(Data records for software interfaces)

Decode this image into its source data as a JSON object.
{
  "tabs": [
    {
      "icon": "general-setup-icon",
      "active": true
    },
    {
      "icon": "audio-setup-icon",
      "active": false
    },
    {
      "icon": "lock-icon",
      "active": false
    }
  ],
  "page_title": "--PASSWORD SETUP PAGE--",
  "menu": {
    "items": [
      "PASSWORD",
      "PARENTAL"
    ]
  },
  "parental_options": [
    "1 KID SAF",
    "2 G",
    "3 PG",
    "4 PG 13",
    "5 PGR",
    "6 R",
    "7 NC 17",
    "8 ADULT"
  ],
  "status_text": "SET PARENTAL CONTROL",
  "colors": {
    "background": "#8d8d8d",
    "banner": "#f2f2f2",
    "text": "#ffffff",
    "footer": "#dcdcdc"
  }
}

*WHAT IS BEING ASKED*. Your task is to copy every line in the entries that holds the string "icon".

*TASK RESULT*.
      "icon": "general-setup-icon",
      "icon": "audio-setup-icon",
      "icon": "lock-icon",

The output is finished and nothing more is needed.